Former San Francisco Mayor Art Agnos came out swinging today against the proposed and Planning approved 8 Washington Street development. From Agnos’ open forum letter published in the Chronicle:
City leaders have been lamenting recently the continuing flight of families from San Francisco. Chronicle stories state a family earning $111,000 a year could afford only 23 percent of the houses for sale primarily in the city’s southern neighborhoods. Each year it gets worse. The response is civic hand wringing.
8 Washington, a project that combines public and private land, is a perfect place to begin a new policy by insisting that any residential development involving public land include middle-class family housing on the site. The current proposal is for a vertical gated community of luxury condos selling at $2.5 million to $7.5 million each. To get the best views, the developer is asking for the first height increase on northern waterfront in more than 40 years, from the current limit of 84 feet to 136 feet, as well as doubling the allowed bulk to make the project as wide as a football field.
The developer claims the project will meet the city requirement to fund 27 units of affordable housing — but somewhere else in the city, not on this partially city-owned lot. This deal also requires the city to continue to turn a blind eye to the loss of more than 100 rental apartments that have been converted to hotel use as corporate and vacation rentals. Those units are part of the Golden Gateway apartment complex, which is providing 80 percent of the 8 Washington site as a partner in the project.

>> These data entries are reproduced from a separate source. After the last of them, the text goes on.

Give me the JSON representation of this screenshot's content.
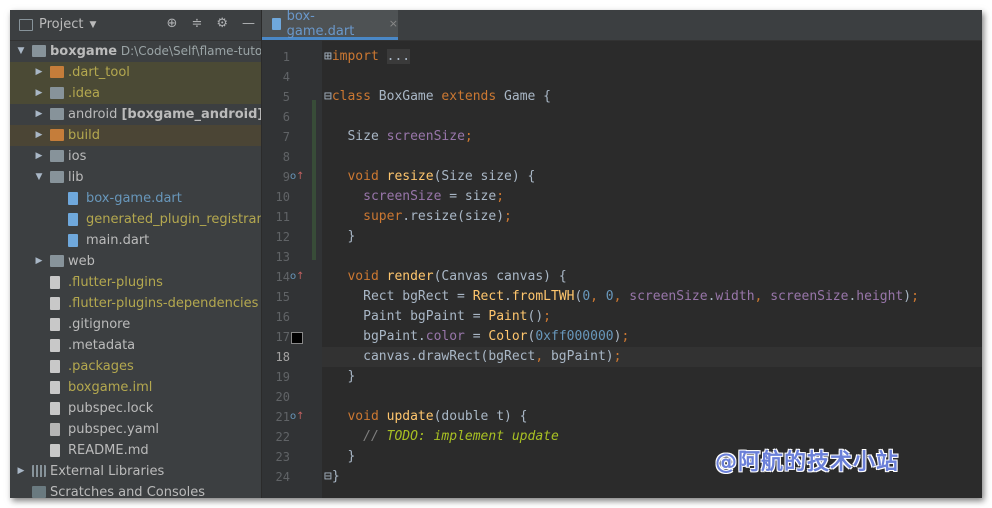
{
  "sidebar": {
    "title": "Project",
    "tools": [
      "target-icon",
      "collapse-icon",
      "gear-icon",
      "minimize-icon"
    ],
    "items": [
      {
        "label": "boxgame",
        "path": "D:\\Code\\Self\\flame-tutor",
        "indent": 0,
        "arrow": "▼",
        "icon": "folder"
      },
      {
        "label": ".dart_tool",
        "indent": 1,
        "arrow": "▶",
        "icon": "folder-orange",
        "style": "yellow",
        "bg": "yel"
      },
      {
        "label": ".idea",
        "indent": 1,
        "arrow": "▶",
        "icon": "folder",
        "style": "yellow",
        "bg": "yel"
      },
      {
        "label": "android [boxgame_android]",
        "indent": 1,
        "arrow": "▶",
        "icon": "folder"
      },
      {
        "label": "build",
        "indent": 1,
        "arrow": "▶",
        "icon": "folder-orange",
        "style": "yellow",
        "bg": "brown"
      },
      {
        "label": "ios",
        "indent": 1,
        "arrow": "▶",
        "icon": "folder"
      },
      {
        "label": "lib",
        "indent": 1,
        "arrow": "▼",
        "icon": "folder"
      },
      {
        "label": "box-game.dart",
        "indent": 2,
        "icon": "dart",
        "style": "blue"
      },
      {
        "label": "generated_plugin_registrant.dart",
        "indent": 2,
        "icon": "dart",
        "style": "yellow"
      },
      {
        "label": "main.dart",
        "indent": 2,
        "icon": "dart"
      },
      {
        "label": "web",
        "indent": 1,
        "arrow": "▶",
        "icon": "folder"
      },
      {
        "label": ".flutter-plugins",
        "indent": 1,
        "icon": "file",
        "style": "yellow"
      },
      {
        "label": ".flutter-plugins-dependencies",
        "indent": 1,
        "icon": "file",
        "style": "yellow"
      },
      {
        "label": ".gitignore",
        "indent": 1,
        "icon": "file"
      },
      {
        "label": ".metadata",
        "indent": 1,
        "icon": "file"
      },
      {
        "label": ".packages",
        "indent": 1,
        "icon": "file",
        "style": "yellow"
      },
      {
        "label": "boxgame.iml",
        "indent": 1,
        "icon": "file",
        "style": "yellow"
      },
      {
        "label": "pubspec.lock",
        "indent": 1,
        "icon": "file"
      },
      {
        "label": "pubspec.yaml",
        "indent": 1,
        "icon": "yaml"
      },
      {
        "label": "README.md",
        "indent": 1,
        "icon": "file"
      },
      {
        "label": "External Libraries",
        "indent": 0,
        "arrow": "▶",
        "icon": "libs"
      },
      {
        "label": "Scratches and Consoles",
        "indent": 0,
        "icon": "scratch"
      }
    ]
  },
  "editor": {
    "tab_label": "box-game.dart",
    "tab_close": "×",
    "current_line": 18,
    "lines": [
      {
        "n": "1",
        "html": "<span class='fold'>⊞</span><span class='k'>import</span> <span style='background:#3a3a3a;color:#a9b7c6'>...</span>"
      },
      {
        "n": "4",
        "html": ""
      },
      {
        "n": "5",
        "html": "<span class='fold'>⊟</span><span class='k'>class</span> BoxGame <span class='k'>extends</span> Game {"
      },
      {
        "n": "6",
        "html": ""
      },
      {
        "n": "7",
        "html": "   Size <span class='p'>screenSize</span><span class='k'>;</span>"
      },
      {
        "n": "8",
        "html": ""
      },
      {
        "n": "9",
        "html": "   <span class='k'>void</span> <span class='f'>resize</span>(Size size) {",
        "mark": "o↑"
      },
      {
        "n": "10",
        "html": "     <span class='p'>screenSize</span> = size<span class='k'>;</span>"
      },
      {
        "n": "11",
        "html": "     <span class='k'>super</span>.resize(size)<span class='k'>;</span>"
      },
      {
        "n": "12",
        "html": "   }"
      },
      {
        "n": "13",
        "html": ""
      },
      {
        "n": "14",
        "html": "   <span class='k'>void</span> <span class='f'>render</span>(Canvas canvas) {",
        "mark": "o↑"
      },
      {
        "n": "15",
        "html": "     Rect bgRect = <span class='f'>Rect</span>.<span class='f'>fromLTWH</span>(<span class='n'>0</span><span class='k'>,</span> <span class='n'>0</span><span class='k'>,</span> <span class='p'>screenSize</span>.<span class='p'>width</span><span class='k'>,</span> <span class='p'>screenSize</span>.<span class='p'>height</span>)<span class='k'>;</span>"
      },
      {
        "n": "16",
        "html": "     Paint bgPaint = <span class='f'>Paint</span>()<span class='k'>;</span>"
      },
      {
        "n": "17",
        "html": "     bgPaint.<span class='p'>color</span> = <span class='f'>Color</span>(<span class='n'>0xff000000</span>)<span class='k'>;</span>",
        "swatch": true
      },
      {
        "n": "18",
        "html": "     canvas.drawRect(bgRect<span class='k'>,</span> bgPaint)<span class='k'>;</span>"
      },
      {
        "n": "19",
        "html": "   }"
      },
      {
        "n": "20",
        "html": ""
      },
      {
        "n": "21",
        "html": "   <span class='k'>void</span> <span class='f'>update</span>(double t) {",
        "mark": "o↑"
      },
      {
        "n": "22",
        "html": "     <span class='c'>// </span><span class='todo'>TODO: implement update</span>"
      },
      {
        "n": "23",
        "html": "   }"
      },
      {
        "n": "24",
        "html": "<span class='fold'>⊟</span>}"
      }
    ]
  },
  "watermark": "@阿航的技术小站",
  "colors": {
    "bg": "#2b2b2b",
    "sidebar": "#3c3f41",
    "keyword": "#cc7832",
    "function": "#ffc66d",
    "property": "#9876aa",
    "number": "#6897bb"
  }
}
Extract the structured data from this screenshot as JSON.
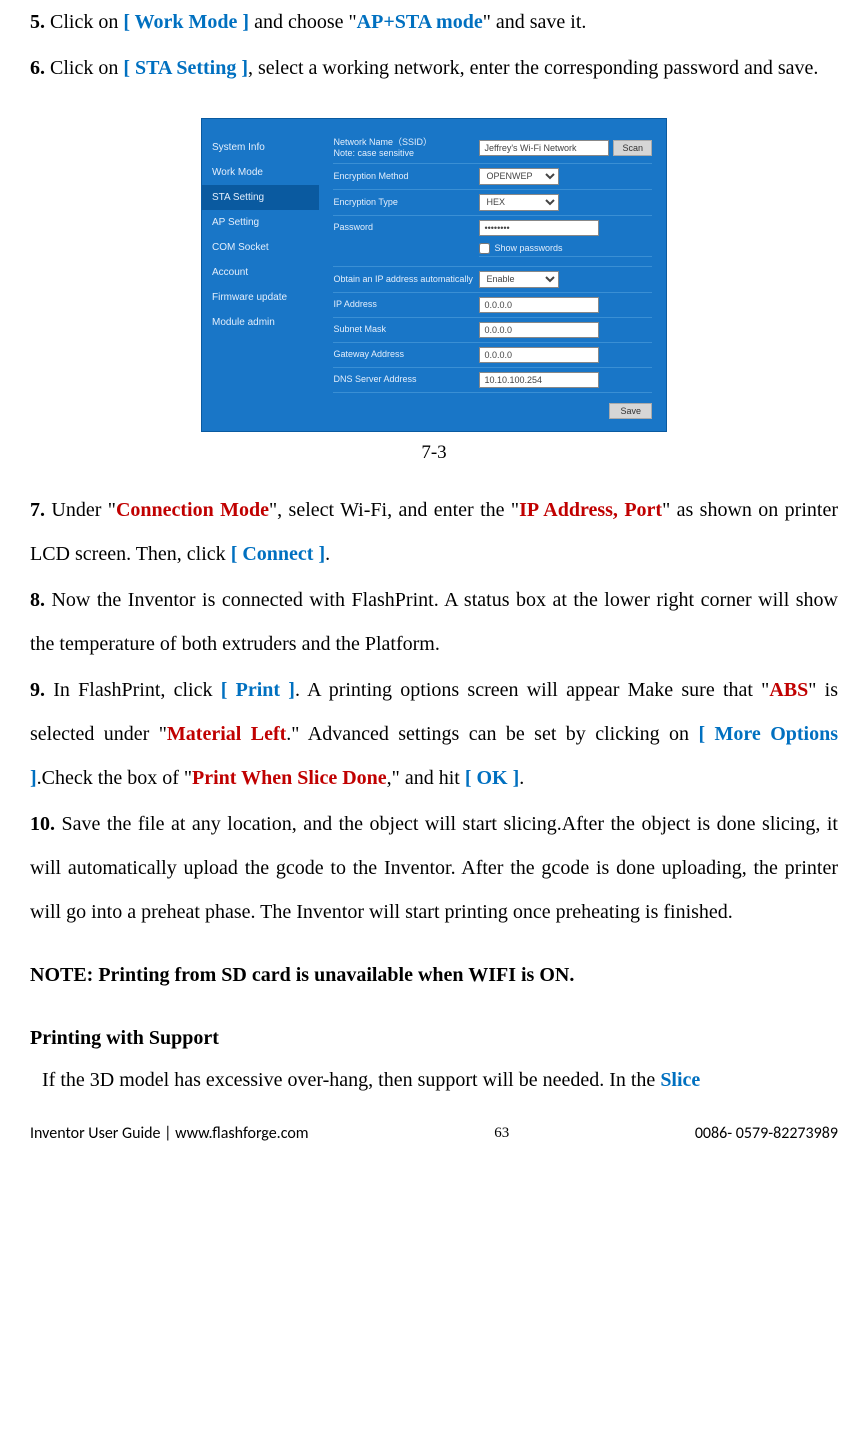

The result is that we accept an ongoing loss of affordable housing in order to aid in the development of luxury housing on the waterfront.
The alternative plan supported by Agnos and others, “a mix of hotels, restaurants, retail and a Downtown Transit & Bicycle Center on the Port of San Francisco’s remaining seawall lots, including 8 Washington.”
With respect to “the loss of more than 100 rental apartments that have been converted to hotel use as corporate and vacation rentals,” as we first reported earlier this week, an amendment to San Francisco Administrative Code Chapter 41 sponsored by Supervisor Chiu would “extend the restrictions against converting apartment units to short-term occupancies to tenants or guests of corporate entities that rent such apartments.”